▶ Extracted information:
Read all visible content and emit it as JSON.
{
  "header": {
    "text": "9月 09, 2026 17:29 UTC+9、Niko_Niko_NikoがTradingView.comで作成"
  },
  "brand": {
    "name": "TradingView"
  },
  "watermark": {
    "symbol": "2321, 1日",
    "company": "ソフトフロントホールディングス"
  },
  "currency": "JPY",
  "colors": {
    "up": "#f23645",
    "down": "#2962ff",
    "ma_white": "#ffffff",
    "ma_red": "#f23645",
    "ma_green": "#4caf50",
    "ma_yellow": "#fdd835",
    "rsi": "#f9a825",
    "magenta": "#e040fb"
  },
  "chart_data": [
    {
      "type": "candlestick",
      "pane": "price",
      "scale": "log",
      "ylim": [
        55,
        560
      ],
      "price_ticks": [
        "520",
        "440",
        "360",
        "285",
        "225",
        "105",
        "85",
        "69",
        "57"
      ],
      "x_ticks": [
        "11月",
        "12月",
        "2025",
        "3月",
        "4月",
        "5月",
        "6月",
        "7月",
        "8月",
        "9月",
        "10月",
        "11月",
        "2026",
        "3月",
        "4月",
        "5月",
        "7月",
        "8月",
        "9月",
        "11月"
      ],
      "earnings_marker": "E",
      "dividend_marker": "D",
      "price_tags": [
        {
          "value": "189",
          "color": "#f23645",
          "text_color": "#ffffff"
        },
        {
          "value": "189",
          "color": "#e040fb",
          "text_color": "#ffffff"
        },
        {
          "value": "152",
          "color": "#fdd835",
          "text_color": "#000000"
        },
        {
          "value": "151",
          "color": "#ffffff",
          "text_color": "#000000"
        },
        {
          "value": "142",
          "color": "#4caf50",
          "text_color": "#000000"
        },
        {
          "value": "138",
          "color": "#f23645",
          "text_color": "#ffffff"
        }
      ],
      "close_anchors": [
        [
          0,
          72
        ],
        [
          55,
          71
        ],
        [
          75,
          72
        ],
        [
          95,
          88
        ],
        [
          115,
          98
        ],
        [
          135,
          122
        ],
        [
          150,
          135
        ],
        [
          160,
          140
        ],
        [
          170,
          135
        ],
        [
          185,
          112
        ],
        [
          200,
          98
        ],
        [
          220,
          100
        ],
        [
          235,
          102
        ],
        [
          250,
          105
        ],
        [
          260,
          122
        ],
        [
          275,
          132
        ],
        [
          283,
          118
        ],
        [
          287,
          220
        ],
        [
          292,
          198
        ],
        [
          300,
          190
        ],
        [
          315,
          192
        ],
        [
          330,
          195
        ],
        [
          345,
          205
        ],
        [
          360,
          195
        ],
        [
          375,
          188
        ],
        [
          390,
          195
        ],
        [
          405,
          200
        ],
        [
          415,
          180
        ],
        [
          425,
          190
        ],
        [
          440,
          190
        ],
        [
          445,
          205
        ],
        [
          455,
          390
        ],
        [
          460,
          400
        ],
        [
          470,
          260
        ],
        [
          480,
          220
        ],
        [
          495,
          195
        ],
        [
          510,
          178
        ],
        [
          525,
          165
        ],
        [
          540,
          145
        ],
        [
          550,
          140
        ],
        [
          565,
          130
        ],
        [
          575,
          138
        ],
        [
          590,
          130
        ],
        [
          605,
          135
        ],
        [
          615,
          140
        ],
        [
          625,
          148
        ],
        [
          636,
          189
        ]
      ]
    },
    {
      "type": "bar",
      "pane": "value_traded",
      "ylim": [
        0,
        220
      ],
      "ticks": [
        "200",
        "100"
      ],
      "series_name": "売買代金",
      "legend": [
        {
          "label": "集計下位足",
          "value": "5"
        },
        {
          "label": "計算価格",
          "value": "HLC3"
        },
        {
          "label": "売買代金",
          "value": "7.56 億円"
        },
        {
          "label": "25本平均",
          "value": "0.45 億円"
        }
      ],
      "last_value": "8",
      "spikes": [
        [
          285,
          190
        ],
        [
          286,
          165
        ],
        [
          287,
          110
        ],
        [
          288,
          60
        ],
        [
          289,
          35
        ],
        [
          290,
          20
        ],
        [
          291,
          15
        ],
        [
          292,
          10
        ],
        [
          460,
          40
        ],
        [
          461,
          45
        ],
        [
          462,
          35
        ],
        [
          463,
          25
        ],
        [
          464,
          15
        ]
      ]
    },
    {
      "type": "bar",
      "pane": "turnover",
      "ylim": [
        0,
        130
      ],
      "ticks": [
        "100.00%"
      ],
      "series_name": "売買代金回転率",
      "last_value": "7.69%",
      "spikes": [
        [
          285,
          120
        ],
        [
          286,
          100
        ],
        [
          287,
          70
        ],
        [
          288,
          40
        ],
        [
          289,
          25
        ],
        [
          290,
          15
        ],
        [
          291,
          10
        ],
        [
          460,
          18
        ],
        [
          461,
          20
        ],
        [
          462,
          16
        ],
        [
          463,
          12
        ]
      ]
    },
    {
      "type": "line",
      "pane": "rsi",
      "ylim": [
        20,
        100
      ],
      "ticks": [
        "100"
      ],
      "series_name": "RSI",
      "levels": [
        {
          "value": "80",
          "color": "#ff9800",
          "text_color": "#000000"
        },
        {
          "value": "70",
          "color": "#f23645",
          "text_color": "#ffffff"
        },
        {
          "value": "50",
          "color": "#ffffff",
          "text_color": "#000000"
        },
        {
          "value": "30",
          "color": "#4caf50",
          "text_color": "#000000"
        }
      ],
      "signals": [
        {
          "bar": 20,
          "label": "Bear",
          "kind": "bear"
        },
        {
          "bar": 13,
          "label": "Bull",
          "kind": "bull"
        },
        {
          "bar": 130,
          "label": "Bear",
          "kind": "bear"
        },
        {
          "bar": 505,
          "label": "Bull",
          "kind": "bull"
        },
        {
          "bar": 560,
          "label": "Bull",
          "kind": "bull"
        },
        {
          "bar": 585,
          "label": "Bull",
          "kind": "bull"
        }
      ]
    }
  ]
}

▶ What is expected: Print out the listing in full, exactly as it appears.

▶ Task response:
Read all visible content and emit it as JSON.
{
  "header": {
    "text": "9月 09, 2026 17:29 UTC+9、Niko_Niko_NikoがTradingView.comで作成"
  },
  "brand": {
    "name": "TradingView"
  },
  "watermark": {
    "symbol": "2321, 1日",
    "company": "ソフトフロントホールディングス"
  },
  "currency": "JPY",
  "colors": {
    "up": "#f23645",
    "down": "#2962ff",
    "ma_white": "#ffffff",
    "ma_red": "#f23645",
    "ma_green": "#4caf50",
    "ma_yellow": "#fdd835",
    "rsi": "#f9a825",
    "magenta": "#e040fb"
  },
  "chart_data": [
    {
      "type": "candlestick",
      "pane": "price",
      "scale": "log",
      "ylim": [
        55,
        560
      ],
      "price_ticks": [
        "520",
        "440",
        "360",
        "285",
        "225",
        "105",
        "85",
        "69",
        "57"
      ],
      "x_ticks": [
        "11月",
        "12月",
        "2025",
        "3月",
        "4月",
        "5月",
        "6月",
        "7月",
        "8月",
        "9月",
        "10月",
        "11月",
        "2026",
        "3月",
        "4月",
        "5月",
        "7月",
        "8月",
        "9月",
        "11月"
      ],
      "earnings_marker": "E",
      "dividend_marker": "D",
      "price_tags": [
        {
          "value": "189",
          "color": "#f23645",
          "text_color": "#ffffff"
        },
        {
          "value": "189",
          "color": "#e040fb",
          "text_color": "#ffffff"
        },
        {
          "value": "152",
          "color": "#fdd835",
          "text_color": "#000000"
        },
        {
          "value": "151",
          "color": "#ffffff",
          "text_color": "#000000"
        },
        {
          "value": "142",
          "color": "#4caf50",
          "text_color": "#000000"
        },
        {
          "value": "138",
          "color": "#f23645",
          "text_color": "#ffffff"
        }
      ],
      "close_anchors": [
        [
          0,
          72
        ],
        [
          55,
          71
        ],
        [
          75,
          72
        ],
        [
          95,
          88
        ],
        [
          115,
          98
        ],
        [
          135,
          122
        ],
        [
          150,
          135
        ],
        [
          160,
          140
        ],
        [
          170,
          135
        ],
        [
          185,
          112
        ],
        [
          200,
          98
        ],
        [
          220,
          100
        ],
        [
          235,
          102
        ],
        [
          250,
          105
        ],
        [
          260,
          122
        ],
        [
          275,
          132
        ],
        [
          283,
          118
        ],
        [
          287,
          220
        ],
        [
          292,
          198
        ],
        [
          300,
          190
        ],
        [
          315,
          192
        ],
        [
          330,
          195
        ],
        [
          345,
          205
        ],
        [
          360,
          195
        ],
        [
          375,
          188
        ],
        [
          390,
          195
        ],
        [
          405,
          200
        ],
        [
          415,
          180
        ],
        [
          425,
          190
        ],
        [
          440,
          190
        ],
        [
          445,
          205
        ],
        [
          455,
          390
        ],
        [
          460,
          400
        ],
        [
          470,
          260
        ],
        [
          480,
          220
        ],
        [
          495,
          195
        ],
        [
          510,
          178
        ],
        [
          525,
          165
        ],
        [
          540,
          145
        ],
        [
          550,
          140
        ],
        [
          565,
          130
        ],
        [
          575,
          138
        ],
        [
          590,
          130
        ],
        [
          605,
          135
        ],
        [
          615,
          140
        ],
        [
          625,
          148
        ],
        [
          636,
          189
        ]
      ]
    },
    {
      "type": "bar",
      "pane": "value_traded",
      "ylim": [
        0,
        220
      ],
      "ticks": [
        "200",
        "100"
      ],
      "series_name": "売買代金",
      "legend": [
        {
          "label": "集計下位足",
          "value": "5"
        },
        {
          "label": "計算価格",
          "value": "HLC3"
        },
        {
          "label": "売買代金",
          "value": "7.56 億円"
        },
        {
          "label": "25本平均",
          "value": "0.45 億円"
        }
      ],
      "last_value": "8",
      "spikes": [
        [
          285,
          190
        ],
        [
          286,
          165
        ],
        [
          287,
          110
        ],
        [
          288,
          60
        ],
        [
          289,
          35
        ],
        [
          290,
          20
        ],
        [
          291,
          15
        ],
        [
          292,
          10
        ],
        [
          460,
          40
        ],
        [
          461,
          45
        ],
        [
          462,
          35
        ],
        [
          463,
          25
        ],
        [
          464,
          15
        ]
      ]
    },
    {
      "type": "bar",
      "pane": "turnover",
      "ylim": [
        0,
        130
      ],
      "ticks": [
        "100.00%"
      ],
      "series_name": "売買代金回転率",
      "last_value": "7.69%",
      "spikes": [
        [
          285,
          120
        ],
        [
          286,
          100
        ],
        [
          287,
          70
        ],
        [
          288,
          40
        ],
        [
          289,
          25
        ],
        [
          290,
          15
        ],
        [
          291,
          10
        ],
        [
          460,
          18
        ],
        [
          461,
          20
        ],
        [
          462,
          16
        ],
        [
          463,
          12
        ]
      ]
    },
    {
      "type": "line",
      "pane": "rsi",
      "ylim": [
        20,
        100
      ],
      "ticks": [
        "100"
      ],
      "series_name": "RSI",
      "levels": [
        {
          "value": "80",
          "color": "#ff9800",
          "text_color": "#000000"
        },
        {
          "value": "70",
          "color": "#f23645",
          "text_color": "#ffffff"
        },
        {
          "value": "50",
          "color": "#ffffff",
          "text_color": "#000000"
        },
        {
          "value": "30",
          "color": "#4caf50",
          "text_color": "#000000"
        }
      ],
      "signals": [
        {
          "bar": 20,
          "label": "Bear",
          "kind": "bear"
        },
        {
          "bar": 13,
          "label": "Bull",
          "kind": "bull"
        },
        {
          "bar": 130,
          "label": "Bear",
          "kind": "bear"
        },
        {
          "bar": 505,
          "label": "Bull",
          "kind": "bull"
        },
        {
          "bar": 560,
          "label": "Bull",
          "kind": "bull"
        },
        {
          "bar": 585,
          "label": "Bull",
          "kind": "bull"
        }
      ]
    }
  ]
}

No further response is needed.